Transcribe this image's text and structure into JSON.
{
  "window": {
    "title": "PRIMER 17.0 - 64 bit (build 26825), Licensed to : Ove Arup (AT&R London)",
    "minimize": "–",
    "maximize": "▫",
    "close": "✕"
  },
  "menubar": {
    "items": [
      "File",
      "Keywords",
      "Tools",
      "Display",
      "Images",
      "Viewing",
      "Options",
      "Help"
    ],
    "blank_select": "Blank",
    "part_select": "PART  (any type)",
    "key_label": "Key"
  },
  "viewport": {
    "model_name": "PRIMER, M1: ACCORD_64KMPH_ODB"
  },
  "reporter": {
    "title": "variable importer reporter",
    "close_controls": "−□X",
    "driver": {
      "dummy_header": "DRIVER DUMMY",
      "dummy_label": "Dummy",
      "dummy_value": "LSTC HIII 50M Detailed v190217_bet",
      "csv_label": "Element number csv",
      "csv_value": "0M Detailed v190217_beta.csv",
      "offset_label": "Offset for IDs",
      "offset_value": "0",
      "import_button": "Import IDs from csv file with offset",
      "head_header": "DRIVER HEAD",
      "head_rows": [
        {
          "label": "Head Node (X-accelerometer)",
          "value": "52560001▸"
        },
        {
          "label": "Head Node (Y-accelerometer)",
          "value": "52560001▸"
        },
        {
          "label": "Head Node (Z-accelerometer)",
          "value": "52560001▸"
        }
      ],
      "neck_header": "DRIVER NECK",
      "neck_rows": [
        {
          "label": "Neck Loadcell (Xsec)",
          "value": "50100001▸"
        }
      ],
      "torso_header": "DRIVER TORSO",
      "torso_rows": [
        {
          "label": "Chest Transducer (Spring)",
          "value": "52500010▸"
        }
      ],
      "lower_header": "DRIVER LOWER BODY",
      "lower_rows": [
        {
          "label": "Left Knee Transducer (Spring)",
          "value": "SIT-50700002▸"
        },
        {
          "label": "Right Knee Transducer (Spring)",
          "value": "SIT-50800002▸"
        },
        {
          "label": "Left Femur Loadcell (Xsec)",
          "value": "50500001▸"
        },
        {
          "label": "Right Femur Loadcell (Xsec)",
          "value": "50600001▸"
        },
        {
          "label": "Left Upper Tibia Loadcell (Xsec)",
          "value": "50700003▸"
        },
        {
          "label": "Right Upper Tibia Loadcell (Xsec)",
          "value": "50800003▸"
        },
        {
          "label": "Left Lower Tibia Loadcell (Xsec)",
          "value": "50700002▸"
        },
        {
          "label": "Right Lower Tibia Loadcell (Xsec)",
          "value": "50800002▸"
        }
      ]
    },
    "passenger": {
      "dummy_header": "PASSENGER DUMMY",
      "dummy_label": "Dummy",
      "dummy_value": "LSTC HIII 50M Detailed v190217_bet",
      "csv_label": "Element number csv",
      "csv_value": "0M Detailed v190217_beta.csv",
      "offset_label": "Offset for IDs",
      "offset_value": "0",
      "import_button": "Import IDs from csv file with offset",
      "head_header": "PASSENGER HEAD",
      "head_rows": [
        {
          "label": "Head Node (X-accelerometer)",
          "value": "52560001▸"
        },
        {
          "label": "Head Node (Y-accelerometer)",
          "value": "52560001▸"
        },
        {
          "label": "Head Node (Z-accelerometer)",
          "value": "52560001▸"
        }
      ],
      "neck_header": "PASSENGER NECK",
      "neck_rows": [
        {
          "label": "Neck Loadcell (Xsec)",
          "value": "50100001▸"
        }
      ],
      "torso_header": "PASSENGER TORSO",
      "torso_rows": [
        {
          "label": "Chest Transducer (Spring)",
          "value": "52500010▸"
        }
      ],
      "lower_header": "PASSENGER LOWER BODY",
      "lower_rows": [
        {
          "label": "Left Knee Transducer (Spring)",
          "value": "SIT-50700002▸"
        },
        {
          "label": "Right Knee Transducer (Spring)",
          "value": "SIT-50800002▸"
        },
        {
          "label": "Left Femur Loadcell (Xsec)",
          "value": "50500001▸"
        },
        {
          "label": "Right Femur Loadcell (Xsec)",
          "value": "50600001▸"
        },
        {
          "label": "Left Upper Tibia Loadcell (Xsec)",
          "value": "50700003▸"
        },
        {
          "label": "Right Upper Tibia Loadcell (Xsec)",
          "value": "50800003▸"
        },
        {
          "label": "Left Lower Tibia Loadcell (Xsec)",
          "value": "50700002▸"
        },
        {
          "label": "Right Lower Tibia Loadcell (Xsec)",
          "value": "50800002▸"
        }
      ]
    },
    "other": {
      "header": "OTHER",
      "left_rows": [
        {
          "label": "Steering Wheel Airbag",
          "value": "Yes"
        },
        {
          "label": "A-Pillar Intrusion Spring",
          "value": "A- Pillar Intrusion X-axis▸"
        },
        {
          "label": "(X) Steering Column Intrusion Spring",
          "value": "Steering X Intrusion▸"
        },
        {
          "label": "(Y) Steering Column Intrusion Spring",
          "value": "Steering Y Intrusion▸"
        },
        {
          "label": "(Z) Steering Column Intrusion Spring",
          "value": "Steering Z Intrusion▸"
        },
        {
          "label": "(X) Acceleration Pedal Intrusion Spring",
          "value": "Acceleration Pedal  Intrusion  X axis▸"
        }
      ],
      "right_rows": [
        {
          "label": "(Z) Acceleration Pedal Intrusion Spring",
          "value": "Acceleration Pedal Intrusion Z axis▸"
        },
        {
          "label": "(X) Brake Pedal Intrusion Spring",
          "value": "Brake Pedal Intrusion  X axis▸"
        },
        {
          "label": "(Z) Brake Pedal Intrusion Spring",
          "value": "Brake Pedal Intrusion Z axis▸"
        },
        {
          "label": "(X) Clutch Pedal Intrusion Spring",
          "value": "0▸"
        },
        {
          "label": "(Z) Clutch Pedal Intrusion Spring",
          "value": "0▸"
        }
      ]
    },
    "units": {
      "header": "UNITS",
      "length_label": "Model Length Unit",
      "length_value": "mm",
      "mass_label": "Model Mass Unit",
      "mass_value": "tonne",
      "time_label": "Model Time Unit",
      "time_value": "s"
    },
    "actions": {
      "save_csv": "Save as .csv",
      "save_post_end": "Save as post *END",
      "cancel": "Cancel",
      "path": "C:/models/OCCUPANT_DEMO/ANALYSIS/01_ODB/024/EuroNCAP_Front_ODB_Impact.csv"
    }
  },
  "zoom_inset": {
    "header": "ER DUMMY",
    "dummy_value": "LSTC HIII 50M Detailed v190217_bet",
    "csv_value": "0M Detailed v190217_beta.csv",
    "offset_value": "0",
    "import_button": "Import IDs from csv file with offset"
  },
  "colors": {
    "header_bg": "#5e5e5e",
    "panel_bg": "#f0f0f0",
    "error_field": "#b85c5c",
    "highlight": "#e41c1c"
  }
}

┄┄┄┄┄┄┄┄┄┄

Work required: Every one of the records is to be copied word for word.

Expected output:
Transcribe this image's text and structure into JSON.
{
  "window": {
    "title": "PRIMER 17.0 - 64 bit (build 26825), Licensed to : Ove Arup (AT&R London)",
    "minimize": "–",
    "maximize": "▫",
    "close": "✕"
  },
  "menubar": {
    "items": [
      "File",
      "Keywords",
      "Tools",
      "Display",
      "Images",
      "Viewing",
      "Options",
      "Help"
    ],
    "blank_select": "Blank",
    "part_select": "PART  (any type)",
    "key_label": "Key"
  },
  "viewport": {
    "model_name": "PRIMER, M1: ACCORD_64KMPH_ODB"
  },
  "reporter": {
    "title": "variable importer reporter",
    "close_controls": "−□X",
    "driver": {
      "dummy_header": "DRIVER DUMMY",
      "dummy_label": "Dummy",
      "dummy_value": "LSTC HIII 50M Detailed v190217_bet",
      "csv_label": "Element number csv",
      "csv_value": "0M Detailed v190217_beta.csv",
      "offset_label": "Offset for IDs",
      "offset_value": "0",
      "import_button": "Import IDs from csv file with offset",
      "head_header": "DRIVER HEAD",
      "head_rows": [
        {
          "label": "Head Node (X-accelerometer)",
          "value": "52560001▸"
        },
        {
          "label": "Head Node (Y-accelerometer)",
          "value": "52560001▸"
        },
        {
          "label": "Head Node (Z-accelerometer)",
          "value": "52560001▸"
        }
      ],
      "neck_header": "DRIVER NECK",
      "neck_rows": [
        {
          "label": "Neck Loadcell (Xsec)",
          "value": "50100001▸"
        }
      ],
      "torso_header": "DRIVER TORSO",
      "torso_rows": [
        {
          "label": "Chest Transducer (Spring)",
          "value": "52500010▸"
        }
      ],
      "lower_header": "DRIVER LOWER BODY",
      "lower_rows": [
        {
          "label": "Left Knee Transducer (Spring)",
          "value": "SIT-50700002▸"
        },
        {
          "label": "Right Knee Transducer (Spring)",
          "value": "SIT-50800002▸"
        },
        {
          "label": "Left Femur Loadcell (Xsec)",
          "value": "50500001▸"
        },
        {
          "label": "Right Femur Loadcell (Xsec)",
          "value": "50600001▸"
        },
        {
          "label": "Left Upper Tibia Loadcell (Xsec)",
          "value": "50700003▸"
        },
        {
          "label": "Right Upper Tibia Loadcell (Xsec)",
          "value": "50800003▸"
        },
        {
          "label": "Left Lower Tibia Loadcell (Xsec)",
          "value": "50700002▸"
        },
        {
          "label": "Right Lower Tibia Loadcell (Xsec)",
          "value": "50800002▸"
        }
      ]
    },
    "passenger": {
      "dummy_header": "PASSENGER DUMMY",
      "dummy_label": "Dummy",
      "dummy_value": "LSTC HIII 50M Detailed v190217_bet",
      "csv_label": "Element number csv",
      "csv_value": "0M Detailed v190217_beta.csv",
      "offset_label": "Offset for IDs",
      "offset_value": "0",
      "import_button": "Import IDs from csv file with offset",
      "head_header": "PASSENGER HEAD",
      "head_rows": [
        {
          "label": "Head Node (X-accelerometer)",
          "value": "52560001▸"
        },
        {
          "label": "Head Node (Y-accelerometer)",
          "value": "52560001▸"
        },
        {
          "label": "Head Node (Z-accelerometer)",
          "value": "52560001▸"
        }
      ],
      "neck_header": "PASSENGER NECK",
      "neck_rows": [
        {
          "label": "Neck Loadcell (Xsec)",
          "value": "50100001▸"
        }
      ],
      "torso_header": "PASSENGER TORSO",
      "torso_rows": [
        {
          "label": "Chest Transducer (Spring)",
          "value": "52500010▸"
        }
      ],
      "lower_header": "PASSENGER LOWER BODY",
      "lower_rows": [
        {
          "label": "Left Knee Transducer (Spring)",
          "value": "SIT-50700002▸"
        },
        {
          "label": "Right Knee Transducer (Spring)",
          "value": "SIT-50800002▸"
        },
        {
          "label": "Left Femur Loadcell (Xsec)",
          "value": "50500001▸"
        },
        {
          "label": "Right Femur Loadcell (Xsec)",
          "value": "50600001▸"
        },
        {
          "label": "Left Upper Tibia Loadcell (Xsec)",
          "value": "50700003▸"
        },
        {
          "label": "Right Upper Tibia Loadcell (Xsec)",
          "value": "50800003▸"
        },
        {
          "label": "Left Lower Tibia Loadcell (Xsec)",
          "value": "50700002▸"
        },
        {
          "label": "Right Lower Tibia Loadcell (Xsec)",
          "value": "50800002▸"
        }
      ]
    },
    "other": {
      "header": "OTHER",
      "left_rows": [
        {
          "label": "Steering Wheel Airbag",
          "value": "Yes"
        },
        {
          "label": "A-Pillar Intrusion Spring",
          "value": "A- Pillar Intrusion X-axis▸"
        },
        {
          "label": "(X) Steering Column Intrusion Spring",
          "value": "Steering X Intrusion▸"
        },
        {
          "label": "(Y) Steering Column Intrusion Spring",
          "value": "Steering Y Intrusion▸"
        },
        {
          "label": "(Z) Steering Column Intrusion Spring",
          "value": "Steering Z Intrusion▸"
        },
        {
          "label": "(X) Acceleration Pedal Intrusion Spring",
          "value": "Acceleration Pedal  Intrusion  X axis▸"
        }
      ],
      "right_rows": [
        {
          "label": "(Z) Acceleration Pedal Intrusion Spring",
          "value": "Acceleration Pedal Intrusion Z axis▸"
        },
        {
          "label": "(X) Brake Pedal Intrusion Spring",
          "value": "Brake Pedal Intrusion  X axis▸"
        },
        {
          "label": "(Z) Brake Pedal Intrusion Spring",
          "value": "Brake Pedal Intrusion Z axis▸"
        },
        {
          "label": "(X) Clutch Pedal Intrusion Spring",
          "value": "0▸"
        },
        {
          "label": "(Z) Clutch Pedal Intrusion Spring",
          "value": "0▸"
        }
      ]
    },
    "units": {
      "header": "UNITS",
      "length_label": "Model Length Unit",
      "length_value": "mm",
      "mass_label": "Model Mass Unit",
      "mass_value": "tonne",
      "time_label": "Model Time Unit",
      "time_value": "s"
    },
    "actions": {
      "save_csv": "Save as .csv",
      "save_post_end": "Save as post *END",
      "cancel": "Cancel",
      "path": "C:/models/OCCUPANT_DEMO/ANALYSIS/01_ODB/024/EuroNCAP_Front_ODB_Impact.csv"
    }
  },
  "zoom_inset": {
    "header": "ER DUMMY",
    "dummy_value": "LSTC HIII 50M Detailed v190217_bet",
    "csv_value": "0M Detailed v190217_beta.csv",
    "offset_value": "0",
    "import_button": "Import IDs from csv file with offset"
  },
  "colors": {
    "header_bg": "#5e5e5e",
    "panel_bg": "#f0f0f0",
    "error_field": "#b85c5c",
    "highlight": "#e41c1c"
  }
}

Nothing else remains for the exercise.